Our knowledge of the relationships between depression, cortisol levels and daily cortisol profiles, and cognitive impairment in a long-term perspective is scant. We aim to study these relationships over two years in patients with MDD diveded in to subgrou ps of patients with a first time episode, with recurrent episodes and with bipolar depression.
The possible effects of MDD on cognitive functioning as well as structural and functional abnormalities have important clinical implications in patients every day and occupational life in the acute phase of illness and in a long-term perspective. Although successful antidepressant treatment is associated with a normalisation of cortisol levels, the longer term effects on cognitive function may represent a new stressor to the recovered patient, and lead to higher risk of symptom recurrence.
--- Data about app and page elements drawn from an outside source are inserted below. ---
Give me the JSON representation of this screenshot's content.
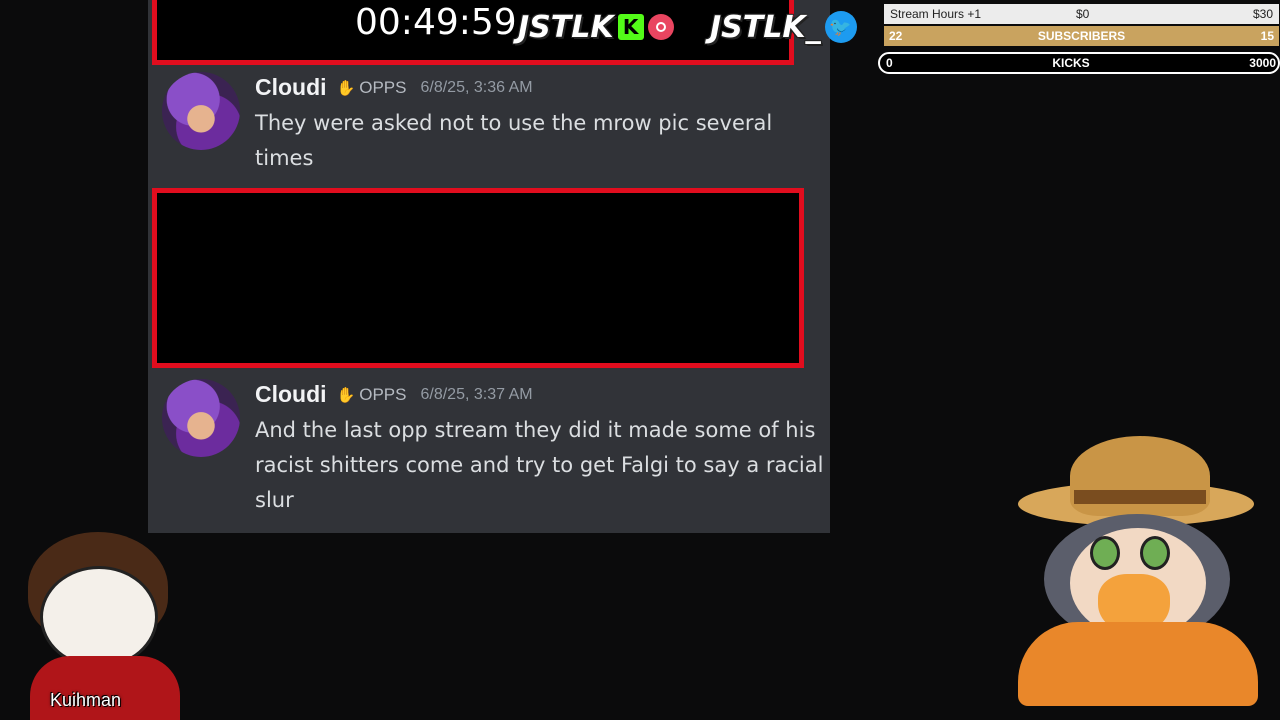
{
  "overlay": {
    "timer": "00:49:59",
    "logo_kick": "JSTLK",
    "logo_twitter": "JSTLK_",
    "stats": {
      "hours_label": "Stream Hours +1",
      "hours_current": "$0",
      "hours_goal": "$30",
      "subs_left": "22",
      "subs_label": "SUBSCRIBERS",
      "subs_right": "15",
      "kicks_left": "0",
      "kicks_label": "KICKS",
      "kicks_right": "3000"
    },
    "streamer_name": "Kuihman"
  },
  "messages": [
    {
      "username": "Cloudi",
      "tag": "OPPS",
      "timestamp": "6/8/25, 3:36 AM",
      "text": "They were asked not to use the mrow pic several times"
    },
    {
      "username": "Cloudi",
      "tag": "OPPS",
      "timestamp": "6/8/25, 3:37 AM",
      "text": "And the last opp stream they did it made some of his racist shitters come and try to get Falgi to say a racial slur"
    }
  ],
  "colors": {
    "discord_bg": "#313338",
    "redaction_border": "#e10d1e",
    "subs_bar": "#c9a35f",
    "kick_green": "#53fc18"
  }
}
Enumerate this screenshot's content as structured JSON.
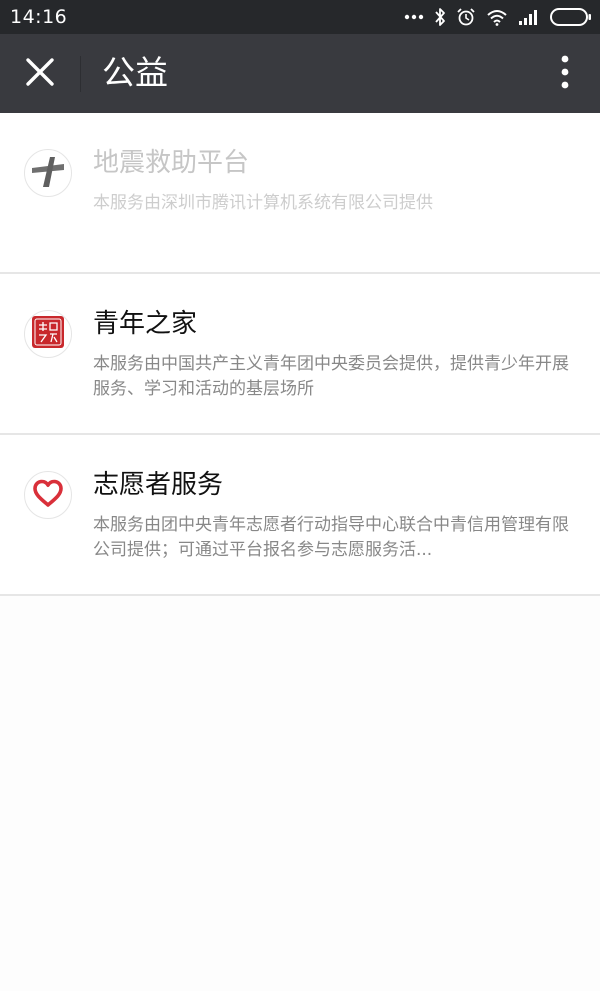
{
  "status_bar": {
    "time": "14:16",
    "icons": [
      "more-dots-icon",
      "bluetooth-icon",
      "alarm-icon",
      "wifi-icon",
      "signal-icon",
      "battery-icon"
    ]
  },
  "title_bar": {
    "title": "公益",
    "close_icon": "close-icon",
    "more_icon": "more-vertical-icon"
  },
  "services": [
    {
      "name": "地震救助平台",
      "description": "本服务由深圳市腾讯计算机系统有限公司提供",
      "logo_icon": "earthquake-relief-icon",
      "disabled": true
    },
    {
      "name": "青年之家",
      "description": "本服务由中国共产主义青年团中央委员会提供，提供青少年开展服务、学习和活动的基层场所",
      "logo_icon": "youth-home-icon",
      "logo_text": "青年之家",
      "disabled": false
    },
    {
      "name": "志愿者服务",
      "description": "本服务由团中央青年志愿者行动指导中心联合中青信用管理有限公司提供；可通过平台报名参与志愿服务活...",
      "logo_icon": "heart-icon",
      "disabled": false
    }
  ],
  "colors": {
    "status_bar_bg": "#26282b",
    "title_bar_bg": "#393a3f",
    "heart_red": "#d9303a",
    "youth_red": "#c8282c"
  }
}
The normal life functioning of the recovered patient will, we hypothesise, be impaired, leading to frustration, low self esteem, low coping, and further stress. That is, t he cortisol-induced cognitive impairment will sensitise the recovered patient to stress-induced relapse in the face of events that would not normally induce a depressive state. This will increase the risk of relapse, associated with the failure to cope with normal life events. Thus high levels of cortisol, together with cognitive impairments, may act as markers for risk of relapse which may be used in a clinical setting.
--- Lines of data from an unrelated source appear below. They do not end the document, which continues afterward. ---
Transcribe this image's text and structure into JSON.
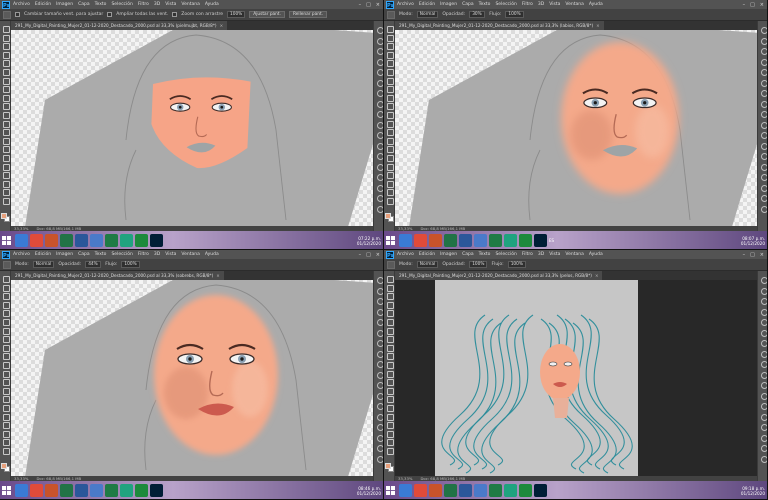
{
  "colors": {
    "ui_bg": "#535353",
    "options_bg": "#424242",
    "canvas_gray": "#ababab",
    "skin": "#f4a98a",
    "skin_shadow": "#d7876c",
    "lips": "#cc5a4e",
    "hair_line": "#2a8c9a",
    "taskbar_accent": "#8e6bb0"
  },
  "menus": [
    "Archivo",
    "Edición",
    "Imagen",
    "Capa",
    "Texto",
    "Selección",
    "Filtro",
    "3D",
    "Vista",
    "Ventana",
    "Ayuda"
  ],
  "taskbar_apps": [
    {
      "name": "file-explorer-icon",
      "color": "#3a7bd5"
    },
    {
      "name": "chrome-icon",
      "color": "#e04b3a"
    },
    {
      "name": "powerpoint-icon",
      "color": "#c8532b"
    },
    {
      "name": "excel-icon",
      "color": "#217346"
    },
    {
      "name": "word-icon",
      "color": "#2b579a"
    },
    {
      "name": "files-icon",
      "color": "#4a7ac9"
    },
    {
      "name": "sheets-icon",
      "color": "#1f7b45"
    },
    {
      "name": "app-teal-icon",
      "color": "#20a37f"
    },
    {
      "name": "app-green-icon",
      "color": "#1d8a3c"
    },
    {
      "name": "photoshop-icon",
      "color": "#001e36"
    }
  ],
  "panels": [
    {
      "id": "p0",
      "opts": [
        {
          "type": "tool",
          "label": ""
        },
        {
          "type": "check",
          "label": "Cambiar tamaño vent. para ajustar"
        },
        {
          "type": "check",
          "label": "Ampliar todas las vent."
        },
        {
          "type": "check",
          "label": "Zoom con arrastre"
        },
        {
          "type": "field",
          "label": "100%"
        },
        {
          "type": "button",
          "label": "Ajustar pant."
        },
        {
          "type": "button",
          "label": "Rellenar pant."
        }
      ],
      "doc_tab": "291_My_Digital_Painting_Mujer2_01-12-2020_Destacado_2000.psd al 33,3% (pielmujbt, RGB/8*)",
      "status": {
        "zoom": "33,33%",
        "doc": "Doc: 68,8 MB/166,1 MB"
      },
      "clock": {
        "time": "07:22 p.m.",
        "date": "01/12/2020"
      },
      "tray": "",
      "stage": 1
    },
    {
      "id": "p1",
      "opts": [
        {
          "type": "tool",
          "label": ""
        },
        {
          "type": "field",
          "label": "Modo:"
        },
        {
          "type": "field",
          "label": "Normal"
        },
        {
          "type": "field",
          "label": "Opacidad:"
        },
        {
          "type": "field",
          "label": "30%"
        },
        {
          "type": "field",
          "label": "Flujo:"
        },
        {
          "type": "field",
          "label": "100%"
        }
      ],
      "doc_tab": "291_My_Digital_Painting_Mujer2_01-12-2020_Destacado_2000.psd al 33,3% (labios, RGB/8*)",
      "status": {
        "zoom": "33,33%",
        "doc": "Doc: 68,8 MB/166,1 MB"
      },
      "clock": {
        "time": "08:07 p.m.",
        "date": "01/12/2020"
      },
      "tray": "ES",
      "stage": 2
    },
    {
      "id": "p2",
      "opts": [
        {
          "type": "tool",
          "label": ""
        },
        {
          "type": "field",
          "label": "Modo:"
        },
        {
          "type": "field",
          "label": "Normal"
        },
        {
          "type": "field",
          "label": "Opacidad:"
        },
        {
          "type": "field",
          "label": "44%"
        },
        {
          "type": "field",
          "label": "Flujo:"
        },
        {
          "type": "field",
          "label": "100%"
        }
      ],
      "doc_tab": "291_My_Digital_Painting_Mujer2_01-12-2020_Destacado_2000.psd al 33,3% (sobrebs, RGB/8*)",
      "status": {
        "zoom": "33,33%",
        "doc": "Doc: 68,8 MB/166,1 MB"
      },
      "clock": {
        "time": "08:46 p.m.",
        "date": "01/12/2020"
      },
      "tray": "",
      "stage": 3
    },
    {
      "id": "p3",
      "opts": [
        {
          "type": "tool",
          "label": ""
        },
        {
          "type": "field",
          "label": "Modo:"
        },
        {
          "type": "field",
          "label": "Normal"
        },
        {
          "type": "field",
          "label": "Opacidad:"
        },
        {
          "type": "field",
          "label": "100%"
        },
        {
          "type": "field",
          "label": "Flujo:"
        },
        {
          "type": "field",
          "label": "100%"
        }
      ],
      "doc_tab": "291_My_Digital_Painting_Mujer2_01-12-2020_Destacado_2000.psd al 33,3% (pelos, RGB/8*)",
      "status": {
        "zoom": "33,33%",
        "doc": "Doc: 68,8 MB/166,1 MB"
      },
      "clock": {
        "time": "09:18 p.m.",
        "date": "01/12/2020"
      },
      "tray": "",
      "stage": 4
    }
  ]
}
The main purpose of this project is to study the relationships between levels of cortisol in depressed patients and cognitive impairments, during acute depressive episodes, remission phases, and periods of symptom recurrence over a two year period. In particular, our interest lies in whether the cognitive impairments and high cortisol levels often associated with depression will be clinically predictive of relapse following remission